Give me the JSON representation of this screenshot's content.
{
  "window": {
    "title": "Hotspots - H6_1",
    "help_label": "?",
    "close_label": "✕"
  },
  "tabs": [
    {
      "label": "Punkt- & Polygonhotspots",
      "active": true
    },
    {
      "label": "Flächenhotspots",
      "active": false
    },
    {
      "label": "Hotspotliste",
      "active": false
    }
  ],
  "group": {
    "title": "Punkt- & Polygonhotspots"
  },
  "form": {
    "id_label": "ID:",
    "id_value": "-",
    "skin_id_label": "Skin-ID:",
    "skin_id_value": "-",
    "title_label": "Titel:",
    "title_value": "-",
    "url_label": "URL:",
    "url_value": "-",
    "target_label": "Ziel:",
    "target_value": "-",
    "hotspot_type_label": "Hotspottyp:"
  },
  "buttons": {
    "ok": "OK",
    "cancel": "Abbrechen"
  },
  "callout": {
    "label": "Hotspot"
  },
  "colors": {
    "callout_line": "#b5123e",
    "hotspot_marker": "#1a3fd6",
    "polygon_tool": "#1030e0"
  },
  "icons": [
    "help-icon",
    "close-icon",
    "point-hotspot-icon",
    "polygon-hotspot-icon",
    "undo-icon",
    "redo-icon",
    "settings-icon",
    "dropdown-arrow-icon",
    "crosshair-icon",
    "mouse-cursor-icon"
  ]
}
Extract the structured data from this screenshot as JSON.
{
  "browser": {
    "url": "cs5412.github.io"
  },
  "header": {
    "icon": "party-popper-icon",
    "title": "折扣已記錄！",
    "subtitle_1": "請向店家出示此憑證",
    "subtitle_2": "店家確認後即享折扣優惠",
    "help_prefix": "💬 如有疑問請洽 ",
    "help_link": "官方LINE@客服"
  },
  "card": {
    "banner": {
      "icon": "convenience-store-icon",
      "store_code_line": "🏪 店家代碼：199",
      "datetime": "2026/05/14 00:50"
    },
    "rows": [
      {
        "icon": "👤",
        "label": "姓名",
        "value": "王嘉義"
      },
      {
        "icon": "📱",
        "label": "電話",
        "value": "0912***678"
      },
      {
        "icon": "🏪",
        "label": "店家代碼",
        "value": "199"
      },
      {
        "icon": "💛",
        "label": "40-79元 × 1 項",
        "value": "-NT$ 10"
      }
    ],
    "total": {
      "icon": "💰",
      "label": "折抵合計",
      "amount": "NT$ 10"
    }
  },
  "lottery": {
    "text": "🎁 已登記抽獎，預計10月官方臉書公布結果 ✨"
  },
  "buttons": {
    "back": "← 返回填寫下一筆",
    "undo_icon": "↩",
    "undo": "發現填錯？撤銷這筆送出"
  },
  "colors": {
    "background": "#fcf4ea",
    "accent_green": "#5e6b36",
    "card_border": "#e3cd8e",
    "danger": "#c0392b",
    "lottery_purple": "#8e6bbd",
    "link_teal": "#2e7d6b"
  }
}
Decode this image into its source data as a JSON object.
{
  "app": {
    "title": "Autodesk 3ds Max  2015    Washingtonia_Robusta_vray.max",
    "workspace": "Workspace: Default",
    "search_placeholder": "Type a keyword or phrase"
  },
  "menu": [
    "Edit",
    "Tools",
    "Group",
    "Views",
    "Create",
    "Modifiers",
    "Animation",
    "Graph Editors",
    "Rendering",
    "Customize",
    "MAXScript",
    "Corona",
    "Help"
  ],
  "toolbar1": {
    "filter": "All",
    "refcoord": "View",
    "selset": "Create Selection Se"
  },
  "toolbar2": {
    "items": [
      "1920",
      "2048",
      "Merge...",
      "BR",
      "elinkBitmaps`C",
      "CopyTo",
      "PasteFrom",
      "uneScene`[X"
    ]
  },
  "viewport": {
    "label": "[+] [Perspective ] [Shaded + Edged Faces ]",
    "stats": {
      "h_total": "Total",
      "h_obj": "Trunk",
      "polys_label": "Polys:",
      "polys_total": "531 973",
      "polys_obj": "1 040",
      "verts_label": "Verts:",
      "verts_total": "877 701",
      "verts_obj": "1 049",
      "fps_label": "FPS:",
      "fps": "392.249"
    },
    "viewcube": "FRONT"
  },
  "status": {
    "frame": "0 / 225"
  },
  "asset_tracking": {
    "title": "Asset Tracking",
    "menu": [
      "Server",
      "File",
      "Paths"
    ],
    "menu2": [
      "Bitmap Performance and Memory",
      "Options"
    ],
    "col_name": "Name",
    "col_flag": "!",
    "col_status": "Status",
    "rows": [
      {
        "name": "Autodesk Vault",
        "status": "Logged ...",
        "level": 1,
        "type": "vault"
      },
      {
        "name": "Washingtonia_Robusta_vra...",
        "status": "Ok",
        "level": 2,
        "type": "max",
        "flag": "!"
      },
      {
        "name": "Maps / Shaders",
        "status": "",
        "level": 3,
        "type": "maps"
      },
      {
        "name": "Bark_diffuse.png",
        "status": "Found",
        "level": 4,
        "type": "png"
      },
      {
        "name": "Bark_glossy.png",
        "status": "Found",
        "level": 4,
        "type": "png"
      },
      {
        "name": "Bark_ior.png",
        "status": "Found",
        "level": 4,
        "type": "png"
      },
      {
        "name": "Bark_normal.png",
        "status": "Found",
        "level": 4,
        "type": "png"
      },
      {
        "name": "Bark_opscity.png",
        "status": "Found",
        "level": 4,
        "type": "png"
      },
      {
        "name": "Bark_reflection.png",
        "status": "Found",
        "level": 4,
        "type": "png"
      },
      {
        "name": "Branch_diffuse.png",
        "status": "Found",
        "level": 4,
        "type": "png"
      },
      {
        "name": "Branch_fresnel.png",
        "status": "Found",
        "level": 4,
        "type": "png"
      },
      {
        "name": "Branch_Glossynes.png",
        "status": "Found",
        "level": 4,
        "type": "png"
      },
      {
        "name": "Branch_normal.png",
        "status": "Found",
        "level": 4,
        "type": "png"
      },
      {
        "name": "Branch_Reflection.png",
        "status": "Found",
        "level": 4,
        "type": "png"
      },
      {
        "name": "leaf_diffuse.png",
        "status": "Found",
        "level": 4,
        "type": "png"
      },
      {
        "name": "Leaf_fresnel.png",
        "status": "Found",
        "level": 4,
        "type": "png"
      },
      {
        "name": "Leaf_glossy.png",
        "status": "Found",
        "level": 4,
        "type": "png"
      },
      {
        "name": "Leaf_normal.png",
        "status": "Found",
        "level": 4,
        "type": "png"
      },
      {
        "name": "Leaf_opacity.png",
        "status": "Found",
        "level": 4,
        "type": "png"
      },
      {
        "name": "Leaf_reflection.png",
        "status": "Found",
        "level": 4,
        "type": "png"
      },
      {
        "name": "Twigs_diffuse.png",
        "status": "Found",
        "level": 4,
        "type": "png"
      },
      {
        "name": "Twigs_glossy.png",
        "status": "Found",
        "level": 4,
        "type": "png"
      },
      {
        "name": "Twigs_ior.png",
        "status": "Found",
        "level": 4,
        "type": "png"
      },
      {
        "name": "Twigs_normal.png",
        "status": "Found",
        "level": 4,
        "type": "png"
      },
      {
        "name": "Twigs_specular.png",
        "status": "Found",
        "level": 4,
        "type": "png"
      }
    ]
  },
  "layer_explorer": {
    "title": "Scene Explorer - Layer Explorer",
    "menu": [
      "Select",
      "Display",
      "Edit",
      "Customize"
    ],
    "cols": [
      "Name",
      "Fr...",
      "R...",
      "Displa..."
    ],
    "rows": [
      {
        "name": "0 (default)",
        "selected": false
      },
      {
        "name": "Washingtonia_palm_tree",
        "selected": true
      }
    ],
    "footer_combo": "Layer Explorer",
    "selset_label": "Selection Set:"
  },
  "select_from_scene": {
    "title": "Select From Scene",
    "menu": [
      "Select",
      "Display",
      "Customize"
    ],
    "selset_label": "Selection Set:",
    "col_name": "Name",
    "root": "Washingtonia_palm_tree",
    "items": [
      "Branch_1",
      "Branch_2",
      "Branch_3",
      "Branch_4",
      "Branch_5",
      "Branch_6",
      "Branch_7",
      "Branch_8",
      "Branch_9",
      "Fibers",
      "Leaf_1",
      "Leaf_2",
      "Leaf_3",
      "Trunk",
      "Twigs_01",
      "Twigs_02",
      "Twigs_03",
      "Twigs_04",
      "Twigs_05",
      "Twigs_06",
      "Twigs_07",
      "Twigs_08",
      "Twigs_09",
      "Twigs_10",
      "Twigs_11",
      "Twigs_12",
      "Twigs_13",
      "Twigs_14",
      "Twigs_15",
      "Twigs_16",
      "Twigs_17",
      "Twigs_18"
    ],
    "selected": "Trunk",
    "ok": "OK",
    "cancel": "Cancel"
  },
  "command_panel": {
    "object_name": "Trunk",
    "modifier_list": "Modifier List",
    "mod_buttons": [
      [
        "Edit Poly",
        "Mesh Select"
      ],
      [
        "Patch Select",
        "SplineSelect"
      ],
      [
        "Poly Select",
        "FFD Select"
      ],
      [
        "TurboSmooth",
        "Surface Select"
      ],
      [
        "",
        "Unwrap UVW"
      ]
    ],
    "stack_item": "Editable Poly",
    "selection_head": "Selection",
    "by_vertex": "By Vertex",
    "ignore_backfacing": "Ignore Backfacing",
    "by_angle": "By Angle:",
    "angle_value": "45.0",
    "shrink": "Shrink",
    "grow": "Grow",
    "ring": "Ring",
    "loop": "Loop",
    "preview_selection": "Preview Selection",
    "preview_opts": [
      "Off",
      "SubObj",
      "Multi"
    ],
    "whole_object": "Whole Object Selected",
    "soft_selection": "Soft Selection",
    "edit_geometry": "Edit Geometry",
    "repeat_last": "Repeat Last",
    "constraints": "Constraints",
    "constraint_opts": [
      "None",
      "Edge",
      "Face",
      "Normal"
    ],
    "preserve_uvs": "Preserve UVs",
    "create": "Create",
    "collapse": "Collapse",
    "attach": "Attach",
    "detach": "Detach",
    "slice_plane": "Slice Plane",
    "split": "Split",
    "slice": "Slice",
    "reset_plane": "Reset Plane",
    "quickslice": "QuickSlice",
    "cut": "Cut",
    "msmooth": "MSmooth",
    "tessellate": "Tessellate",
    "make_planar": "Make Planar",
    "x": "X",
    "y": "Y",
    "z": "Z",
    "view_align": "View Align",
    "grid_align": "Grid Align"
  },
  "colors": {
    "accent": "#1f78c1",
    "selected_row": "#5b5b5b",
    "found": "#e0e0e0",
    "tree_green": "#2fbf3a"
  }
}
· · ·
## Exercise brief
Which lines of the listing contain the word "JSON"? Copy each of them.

## Result of the task
Give me the JSON representation of this screenshot's content.
Extract the structured data from this screenshot as JSON.
Decode this image into its source data as a JSON object.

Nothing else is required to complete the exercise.